What’s the best way to learn another language? The answer must be move to a country that speaks it. (Otherwise this trip was a very bad idea.) Then you just soak up the sounds through osmosis while sipping Mai Tais or Mojitos or Belline. (I’m claiming that as the plural of Bellini.)
Except our brains are lazy. They are very good at resisting any new skills that aren’t absolutely necessary. And it’s certainly possible to get by in most foreign countries using English and hand gestures.
So if I’m going to become fluent in three months I’m going to need a plan and discipline. (Though I really wish I could learn by drinking those Belline. I hate discipline.) But it’s not going to be classes or Rosetta Stone software or even a top-secret computer program to beam the language directly into my brain, code-named The Intersect. (Very tempting, though. Especially if I get to work with Sarah Walker.)
No, I’m going to hack my way into the language. And if you want to play along at home, you can do this too.
- Find someone to speak with
- Prepare a conversation before it happens
- Refer to the Lonely Planet phrasebook
- Consult Google Translate
- Get over your pride
What is language “hacking”? It comes down to two things. First, you start speaking your new language right away. Not “someday”, or after you take a class, or buy a book, or listen to a CD. Right away, with less than an hour of preparation.

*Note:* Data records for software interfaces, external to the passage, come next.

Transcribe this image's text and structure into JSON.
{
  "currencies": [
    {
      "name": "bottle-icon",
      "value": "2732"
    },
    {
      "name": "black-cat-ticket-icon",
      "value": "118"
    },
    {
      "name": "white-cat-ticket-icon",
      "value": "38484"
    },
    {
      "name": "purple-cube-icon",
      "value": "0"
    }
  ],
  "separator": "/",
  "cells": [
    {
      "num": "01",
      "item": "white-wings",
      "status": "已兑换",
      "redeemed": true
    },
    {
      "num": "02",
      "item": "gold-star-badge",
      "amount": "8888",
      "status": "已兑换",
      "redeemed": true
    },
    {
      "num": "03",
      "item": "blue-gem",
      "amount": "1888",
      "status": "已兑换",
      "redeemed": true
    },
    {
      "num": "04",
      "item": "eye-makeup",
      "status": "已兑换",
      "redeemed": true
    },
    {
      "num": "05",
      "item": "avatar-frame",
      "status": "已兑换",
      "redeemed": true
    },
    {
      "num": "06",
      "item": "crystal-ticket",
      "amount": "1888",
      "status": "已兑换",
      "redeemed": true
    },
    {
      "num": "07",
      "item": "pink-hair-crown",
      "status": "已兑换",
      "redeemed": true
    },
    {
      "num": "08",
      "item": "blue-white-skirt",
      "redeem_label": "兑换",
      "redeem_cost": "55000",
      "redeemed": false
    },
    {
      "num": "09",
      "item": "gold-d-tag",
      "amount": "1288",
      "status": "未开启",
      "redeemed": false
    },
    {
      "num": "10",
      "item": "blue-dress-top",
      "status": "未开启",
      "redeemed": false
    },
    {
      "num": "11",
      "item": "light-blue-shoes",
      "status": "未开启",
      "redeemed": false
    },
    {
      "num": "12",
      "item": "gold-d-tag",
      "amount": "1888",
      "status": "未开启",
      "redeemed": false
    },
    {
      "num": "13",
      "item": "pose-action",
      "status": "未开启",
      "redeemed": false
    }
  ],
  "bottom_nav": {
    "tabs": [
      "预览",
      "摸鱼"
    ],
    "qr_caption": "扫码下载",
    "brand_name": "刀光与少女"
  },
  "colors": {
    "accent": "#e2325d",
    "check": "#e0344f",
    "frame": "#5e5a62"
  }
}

Second, you only learn as much vocabulary and grammar as you need in order to get your point across. Right now. Nothing more.
Here’s where I’m starting. And none of it requires being in country.
1. Find someone to speak with
Sure, I cheated a bit here. I’m surrounded by people I can speak Italian with. Except…I don’t know any of them. I’m still having to go up to complete strangers and convince them to talk to me. Good thing
I’m so interesting I spent the last year practicing how to talk to anyone, at any time.
So, if you’re trying to learn Spanish and you live in Texas, California, or North Carolina, what are you going to do, move to España? Well I won’t stop you, because that would be cool and I’ll come visit. But lots of Spanish-speakers live in the US. You know where they are. Go find them and make friends. Take turns letting them practice English and you practicing Spanish. I once used our work directory to find someone who speaks Portuguese so I could practice before traveling to Brazil.
(Also, I find baristas and bartenders are great to practice with. If they’re not busy, then they’d rather talk than be bored. You just have to ask to speak slowly and not switch to English.)
There’s also the interwebs. There are lots of people who want to practice speaking English. Have a video call over Skype. iTalki is a site that connects conversation partners and even language instructors. I used it this week and love it.
Once you have someone to talk to, you can…
2. Prepare for the conversation before it happens
Most conversations are completely predictable. Dining out, traveling, shopping, etc – there are no surprises here. Take dining out. When you walk in the door, the hostess will say “good evening”. Not “Intruder! What are you doing here?!”. (Unless Calvin is working that day.)
As adults we don’t even think about these interactions in our native language. They’re that natural. So it’s weird to plan them out. But it’s also very helpful.
Because they’re predictable you can look up in advance what you need to say. At least for the first couple of sentences. Including what the person is likely to say back.
After you plan out the conversation, you can…
3. Refer to the Lonely Planet Phrasebook
These little books are amazing. They’ve got all the typical activities. Dining out, traveling, shopping, etc. They have all the key sentences. They even tell you what to listen for the other person to say (those predictable responses).
Even better – it’s pocket sized! It’s so convenient you can’t afford not to carry it around.
Though if you do forget you can…
4. Consult Google Translate from your smartphone
Face it, you take your smartphone everywhere, even places you shouldn’t. (Like the pool.) Go download the Google translate app. Type a single word or a full dissertation and get the translation you need.
Even better, now it will use your phone’s camera to translate signs and printed menus. How cool is that! (We are so close to the universal translator I can taste it. Tastes like brushed aluminum though, which isn’t very yummy. Needs Sriracha)
Most important, you have to…
5. Get over your pride
You’re an intelligent, confident, articulate individual. You rarely make a language mistake in English. And it’s effortless. You get into complicated debates about healthcare and taxes and whether Adnan really could have killed Hae Min Lee, and if there was enough evidence to support a conviction.
You will not sound that way when you start your new language. And that’s going to be a blow to your pride.
Get over it. What does your pride really do for you anyway? Speaking like a five year-old isn’t a step backwards in status. It’s a step forwards. If you’ve achieved 100% of your native language and 5% of your new language, that puts you at 105% overall. (You know what I mean.)
Besides, 5 year-olds are cute. Especially if they’re trying. No one gets mad at a five year old who’s making an effort. It’s when they throw tantrums that we go ballistic. (Don’t throw tantrums in your new language. Or your existing ones.)
My pride is taking a beating and my brain is kicking and screaming. But I’d rather deal with that than admit to failure.
What language do you want to learn? (Or refresh.) And is it a daydream, or an actual goal? Let me know in the comments.